## Work instructions
The entries shown next need to be written again word for word.
#### The records
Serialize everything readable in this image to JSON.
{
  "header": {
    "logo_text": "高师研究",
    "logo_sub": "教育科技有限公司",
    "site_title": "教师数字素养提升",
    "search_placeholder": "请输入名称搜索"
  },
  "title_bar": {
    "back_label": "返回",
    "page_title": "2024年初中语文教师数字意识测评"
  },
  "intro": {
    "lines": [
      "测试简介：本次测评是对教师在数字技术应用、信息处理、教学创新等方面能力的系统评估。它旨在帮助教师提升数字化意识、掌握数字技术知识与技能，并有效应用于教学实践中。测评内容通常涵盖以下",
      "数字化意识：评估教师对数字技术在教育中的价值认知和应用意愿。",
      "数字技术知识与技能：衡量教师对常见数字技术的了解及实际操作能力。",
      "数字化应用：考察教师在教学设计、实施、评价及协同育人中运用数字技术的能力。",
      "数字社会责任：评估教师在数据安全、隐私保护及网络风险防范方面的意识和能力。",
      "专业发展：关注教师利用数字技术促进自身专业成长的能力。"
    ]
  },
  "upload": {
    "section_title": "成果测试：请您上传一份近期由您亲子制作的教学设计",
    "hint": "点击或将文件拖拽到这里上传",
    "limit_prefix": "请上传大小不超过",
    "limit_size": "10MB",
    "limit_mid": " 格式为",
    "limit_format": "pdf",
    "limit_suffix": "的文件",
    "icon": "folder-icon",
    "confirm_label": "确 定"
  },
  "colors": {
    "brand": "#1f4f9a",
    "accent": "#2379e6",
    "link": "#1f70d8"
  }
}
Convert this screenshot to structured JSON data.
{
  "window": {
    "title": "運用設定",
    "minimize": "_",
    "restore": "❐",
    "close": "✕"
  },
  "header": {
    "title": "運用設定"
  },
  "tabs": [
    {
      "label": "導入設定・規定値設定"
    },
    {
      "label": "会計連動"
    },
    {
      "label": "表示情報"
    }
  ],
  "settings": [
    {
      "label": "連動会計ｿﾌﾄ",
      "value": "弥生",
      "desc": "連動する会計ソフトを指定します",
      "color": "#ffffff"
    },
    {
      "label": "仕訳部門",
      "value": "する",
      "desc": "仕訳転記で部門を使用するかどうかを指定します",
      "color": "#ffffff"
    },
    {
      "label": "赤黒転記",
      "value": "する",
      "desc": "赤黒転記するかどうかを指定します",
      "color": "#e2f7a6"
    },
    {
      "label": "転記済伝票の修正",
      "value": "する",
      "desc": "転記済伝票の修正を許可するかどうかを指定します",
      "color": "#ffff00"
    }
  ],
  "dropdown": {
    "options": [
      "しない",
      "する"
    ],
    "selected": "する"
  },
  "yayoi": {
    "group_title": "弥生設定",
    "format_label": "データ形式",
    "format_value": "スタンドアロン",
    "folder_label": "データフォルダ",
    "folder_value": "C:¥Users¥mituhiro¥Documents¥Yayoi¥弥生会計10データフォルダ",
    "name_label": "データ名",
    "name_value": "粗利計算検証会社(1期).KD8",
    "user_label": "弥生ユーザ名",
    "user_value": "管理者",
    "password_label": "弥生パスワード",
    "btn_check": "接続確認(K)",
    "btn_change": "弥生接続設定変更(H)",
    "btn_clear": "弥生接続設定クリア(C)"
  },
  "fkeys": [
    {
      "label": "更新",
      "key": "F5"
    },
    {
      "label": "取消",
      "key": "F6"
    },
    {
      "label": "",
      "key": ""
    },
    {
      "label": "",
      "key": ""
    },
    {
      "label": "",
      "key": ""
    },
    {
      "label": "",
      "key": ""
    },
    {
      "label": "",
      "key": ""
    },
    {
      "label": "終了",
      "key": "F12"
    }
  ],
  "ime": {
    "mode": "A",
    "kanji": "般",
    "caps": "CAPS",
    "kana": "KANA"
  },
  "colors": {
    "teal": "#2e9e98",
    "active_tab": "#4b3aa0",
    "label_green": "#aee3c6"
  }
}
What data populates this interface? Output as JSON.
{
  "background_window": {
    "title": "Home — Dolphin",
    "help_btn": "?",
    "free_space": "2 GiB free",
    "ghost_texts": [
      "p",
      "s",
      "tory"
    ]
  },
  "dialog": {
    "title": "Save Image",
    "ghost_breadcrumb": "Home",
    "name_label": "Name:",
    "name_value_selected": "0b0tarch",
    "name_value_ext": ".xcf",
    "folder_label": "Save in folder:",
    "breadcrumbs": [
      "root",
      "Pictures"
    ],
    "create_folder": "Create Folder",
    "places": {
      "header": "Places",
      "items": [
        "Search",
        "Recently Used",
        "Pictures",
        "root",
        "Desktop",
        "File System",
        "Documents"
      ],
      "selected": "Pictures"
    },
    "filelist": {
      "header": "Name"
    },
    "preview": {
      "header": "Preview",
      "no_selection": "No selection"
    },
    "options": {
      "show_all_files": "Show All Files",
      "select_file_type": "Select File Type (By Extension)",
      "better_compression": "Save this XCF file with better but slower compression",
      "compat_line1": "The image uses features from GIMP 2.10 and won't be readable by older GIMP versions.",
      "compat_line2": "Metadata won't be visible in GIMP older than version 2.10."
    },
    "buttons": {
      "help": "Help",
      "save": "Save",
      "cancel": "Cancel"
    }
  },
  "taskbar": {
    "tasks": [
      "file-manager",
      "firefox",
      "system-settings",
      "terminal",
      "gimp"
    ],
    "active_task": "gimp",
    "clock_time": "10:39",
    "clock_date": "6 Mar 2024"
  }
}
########
## Exercise result
Serialize everything readable in this image to JSON.
{
  "header": {
    "logo_text": "高师研究",
    "logo_sub": "教育科技有限公司",
    "site_title": "教师数字素养提升",
    "search_placeholder": "请输入名称搜索"
  },
  "title_bar": {
    "back_label": "返回",
    "page_title": "2024年初中语文教师数字意识测评"
  },
  "intro": {
    "lines": [
      "测试简介：本次测评是对教师在数字技术应用、信息处理、教学创新等方面能力的系统评估。它旨在帮助教师提升数字化意识、掌握数字技术知识与技能，并有效应用于教学实践中。测评内容通常涵盖以下",
      "数字化意识：评估教师对数字技术在教育中的价值认知和应用意愿。",
      "数字技术知识与技能：衡量教师对常见数字技术的了解及实际操作能力。",
      "数字化应用：考察教师在教学设计、实施、评价及协同育人中运用数字技术的能力。",
      "数字社会责任：评估教师在数据安全、隐私保护及网络风险防范方面的意识和能力。",
      "专业发展：关注教师利用数字技术促进自身专业成长的能力。"
    ]
  },
  "upload": {
    "section_title": "成果测试：请您上传一份近期由您亲子制作的教学设计",
    "hint": "点击或将文件拖拽到这里上传",
    "limit_prefix": "请上传大小不超过",
    "limit_size": "10MB",
    "limit_mid": " 格式为",
    "limit_format": "pdf",
    "limit_suffix": "的文件",
    "icon": "folder-icon",
    "confirm_label": "确 定"
  },
  "colors": {
    "brand": "#1f4f9a",
    "accent": "#2379e6",
    "link": "#1f70d8"
  }
}
Convert this screenshot to structured JSON data.
{
  "window": {
    "title": "運用設定",
    "minimize": "_",
    "restore": "❐",
    "close": "✕"
  },
  "header": {
    "title": "運用設定"
  },
  "tabs": [
    {
      "label": "導入設定・規定値設定"
    },
    {
      "label": "会計連動"
    },
    {
      "label": "表示情報"
    }
  ],
  "settings": [
    {
      "label": "連動会計ｿﾌﾄ",
      "value": "弥生",
      "desc": "連動する会計ソフトを指定します",
      "color": "#ffffff"
    },
    {
      "label": "仕訳部門",
      "value": "する",
      "desc": "仕訳転記で部門を使用するかどうかを指定します",
      "color": "#ffffff"
    },
    {
      "label": "赤黒転記",
      "value": "する",
      "desc": "赤黒転記するかどうかを指定します",
      "color": "#e2f7a6"
    },
    {
      "label": "転記済伝票の修正",
      "value": "する",
      "desc": "転記済伝票の修正を許可するかどうかを指定します",
      "color": "#ffff00"
    }
  ],
  "dropdown": {
    "options": [
      "しない",
      "する"
    ],
    "selected": "する"
  },
  "yayoi": {
    "group_title": "弥生設定",
    "format_label": "データ形式",
    "format_value": "スタンドアロン",
    "folder_label": "データフォルダ",
    "folder_value": "C:¥Users¥mituhiro¥Documents¥Yayoi¥弥生会計10データフォルダ",
    "name_label": "データ名",
    "name_value": "粗利計算検証会社(1期).KD8",
    "user_label": "弥生ユーザ名",
    "user_value": "管理者",
    "password_label": "弥生パスワード",
    "btn_check": "接続確認(K)",
    "btn_change": "弥生接続設定変更(H)",
    "btn_clear": "弥生接続設定クリア(C)"
  },
  "fkeys": [
    {
      "label": "更新",
      "key": "F5"
    },
    {
      "label": "取消",
      "key": "F6"
    },
    {
      "label": "",
      "key": ""
    },
    {
      "label": "",
      "key": ""
    },
    {
      "label": "",
      "key": ""
    },
    {
      "label": "",
      "key": ""
    },
    {
      "label": "",
      "key": ""
    },
    {
      "label": "終了",
      "key": "F12"
    }
  ],
  "ime": {
    "mode": "A",
    "kanji": "般",
    "caps": "CAPS",
    "kana": "KANA"
  },
  "colors": {
    "teal": "#2e9e98",
    "active_tab": "#4b3aa0",
    "label_green": "#aee3c6"
  }
}
What data populates this interface? Output as JSON.
{
  "background_window": {
    "title": "Home — Dolphin",
    "help_btn": "?",
    "free_space": "2 GiB free",
    "ghost_texts": [
      "p",
      "s",
      "tory"
    ]
  },
  "dialog": {
    "title": "Save Image",
    "ghost_breadcrumb": "Home",
    "name_label": "Name:",
    "name_value_selected": "0b0tarch",
    "name_value_ext": ".xcf",
    "folder_label": "Save in folder:",
    "breadcrumbs": [
      "root",
      "Pictures"
    ],
    "create_folder": "Create Folder",
    "places": {
      "header": "Places",
      "items": [
        "Search",
        "Recently Used",
        "Pictures",
        "root",
        "Desktop",
        "File System",
        "Documents"
      ],
      "selected": "Pictures"
    },
    "filelist": {
      "header": "Name"
    },
    "preview": {
      "header": "Preview",
      "no_selection": "No selection"
    },
    "options": {
      "show_all_files": "Show All Files",
      "select_file_type": "Select File Type (By Extension)",
      "better_compression": "Save this XCF file with better but slower compression",
      "compat_line1": "The image uses features from GIMP 2.10 and won't be readable by older GIMP versions.",
      "compat_line2": "Metadata won't be visible in GIMP older than version 2.10."
    },
    "buttons": {
      "help": "Help",
      "save": "Save",
      "cancel": "Cancel"
    }
  },
  "taskbar": {
    "tasks": [
      "file-manager",
      "firefox",
      "system-settings",
      "terminal",
      "gimp"
    ],
    "active_task": "gimp",
    "clock_time": "10:39",
    "clock_date": "6 Mar 2024"
  }
}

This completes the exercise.